.. Hogs . Hogs arc now bringing S 5 per 100 lbs nett , in most of the Western markets . This is a fair price , and would be a great price if we had our usual stocks of corn . We allude to the fact here for the purpose of again calling the attention of small farmers to the business of hog raising . Hogs have paid well in this market for years—sometimes giving the farmer a very large profit and in no case , as we recollect , failing to give him a fair profit , when be raised tbe hogs himself . We do not speak of those , who , anticipating very largo prices for hogs , in some seasons , paid extravagant prices for hogs to fatfen . With a little attention , a farmer can soon get into a stock of hogs . He can have his pastures ; he can have his rye fields ; he can grow very early corn to feed and fatten them , and later corn , if he wishes to bring them into market late . But to do all this successfully , there must be care and system . There must be suitable shelters , yards , water , co...
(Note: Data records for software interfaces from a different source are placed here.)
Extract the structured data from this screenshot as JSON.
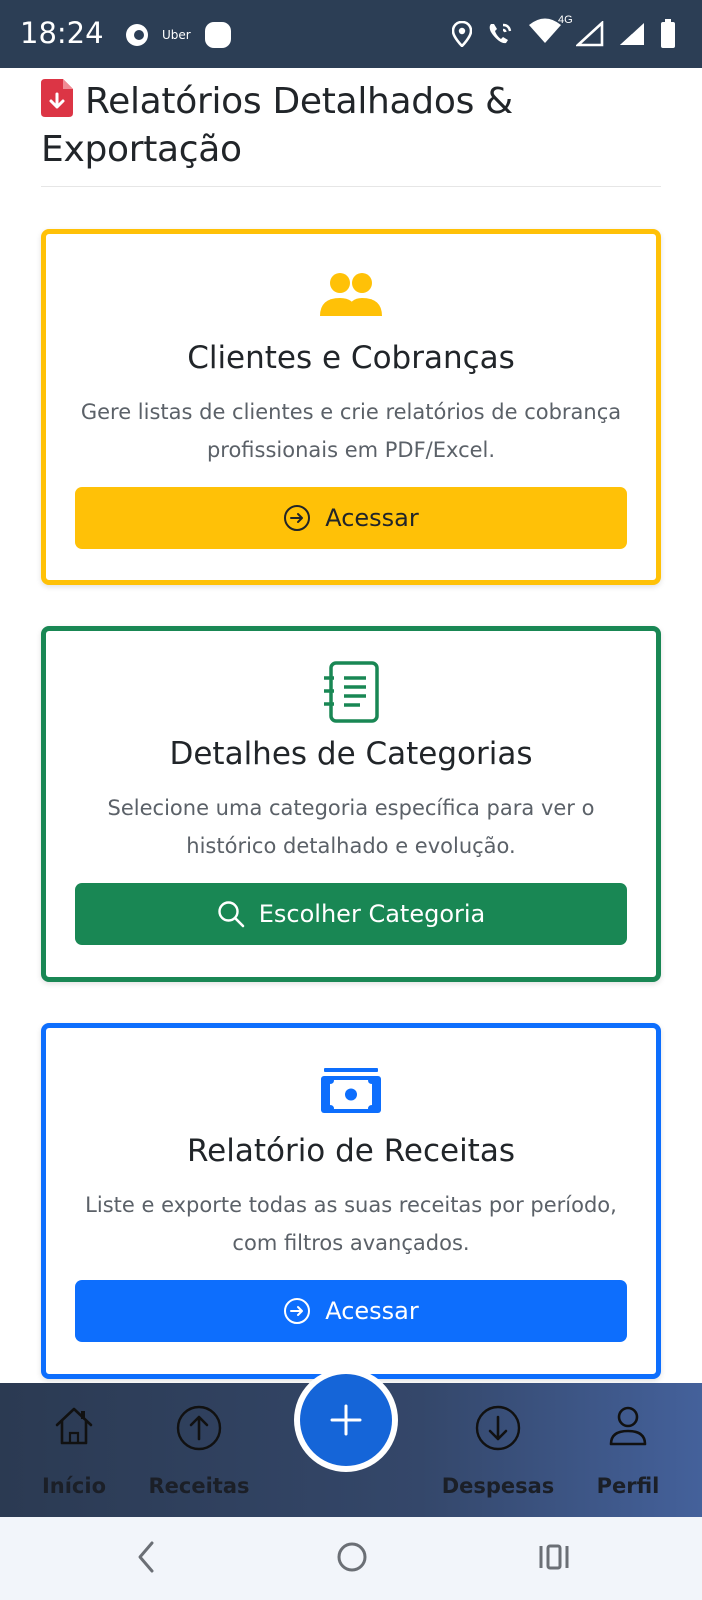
{
  "status_bar": {
    "time": "18:24",
    "app_label": "Uber",
    "network": "4G",
    "icons": [
      "notification-icon",
      "uber-icon",
      "app-icon",
      "location-icon",
      "wifi-calling-icon",
      "wifi-icon",
      "signal-icon",
      "signal-icon",
      "battery-icon"
    ]
  },
  "header": {
    "title": "Relatórios Detalhados & Exportação",
    "icon": "pdf-file-icon",
    "icon_color": "#dc3545"
  },
  "cards": [
    {
      "id": "clientes",
      "icon": "people-icon",
      "color": "#ffc107",
      "title": "Clientes e Cobranças",
      "description": "Gere listas de clientes e crie relatórios de cobrança profissionais em PDF/Excel.",
      "button_label": "Acessar",
      "button_icon": "arrow-right-circle-icon"
    },
    {
      "id": "categorias",
      "icon": "journal-list-icon",
      "color": "#198754",
      "title": "Detalhes de Categorias",
      "description": "Selecione uma categoria específica para ver o histórico detalhado e evolução.",
      "button_label": "Escolher Categoria",
      "button_icon": "search-icon"
    },
    {
      "id": "receitas",
      "icon": "cash-icon",
      "color": "#0d6efd",
      "title": "Relatório de Receitas",
      "description": "Liste e exporte todas as suas receitas por período, com filtros avançados.",
      "button_label": "Acessar",
      "button_icon": "arrow-right-circle-icon"
    }
  ],
  "bottom_nav": {
    "items": [
      {
        "label": "Início",
        "icon": "house-icon"
      },
      {
        "label": "Receitas",
        "icon": "arrow-up-circle-icon"
      },
      {
        "label": "Despesas",
        "icon": "arrow-down-circle-icon"
      },
      {
        "label": "Perfil",
        "icon": "person-icon"
      }
    ],
    "fab_icon": "plus-icon",
    "fab_color": "#1565d8"
  },
  "system_nav": {
    "icons": [
      "back-icon",
      "home-icon",
      "recents-icon"
    ]
  }
}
Khnbaru or Pic Plant . [Newspaper Article] — Illinois Farmer — 1 December 1858
Khnbaru or Pic Plant . As this is the best period for setting out tbe rhubarb roots , some remarks on the subject will not be out of place . Some twenty years , or more ago , the word rhubarb had anything but a pleasant sound . Some person , however , in England , tested the plant for sauce , and found it hud , in some degree , a pleasant taste and acidity , which he thought could be improved by cultivation . In its natural state , the stalks were small , wirey and hard . Tbe seed was planted , the growth of the plants stimulated , new varieties were introduced , until but little of the character of tfie original plant remained , and until Myatt s Victoria was produced . This fine plant , in this country , was followed bv Dowmng s Collosal , and Cahoon s Mammoth . In England , again , was originated Scotch Hybrid and Linneeus . AH these varieties have their admirers . Myatt s Victoria is excellent where it succeeds . Downiug s Collosal i 3 very large and fine . Cahoon s Mammoth Seed...
Sugar Cane as a staple crop . [Newspaper Article] — Illinois Farmer — 1 December 1858
Sugar Cane as a staple crop . Many farmers will grow sugar cane nest year as a staple crop . Its value as a saccharine plant is now known ; and its cultivation and the working up of its juice into syrup can be made as regular and as safe a business , as any other . If grown for stock , no more care is needed in growing it and saving it , than corn . If it is grown to work up into syrup , whoever does this , must take time by the forelock and have his apparatus ready to work as soon as his cane is ripe . He must regulate the quantity of cane he proposes to raise b y the means he basto work it up . Few realize the amount of good cane on an acre of ground . It will y ield forty tons , or eighty thousand pounds . # 3 ™ W . H . Ladd , of Ohio , recommends farmers -who wish to preserve their oats from rust , to be prepared to sow the seed without plowing next spring .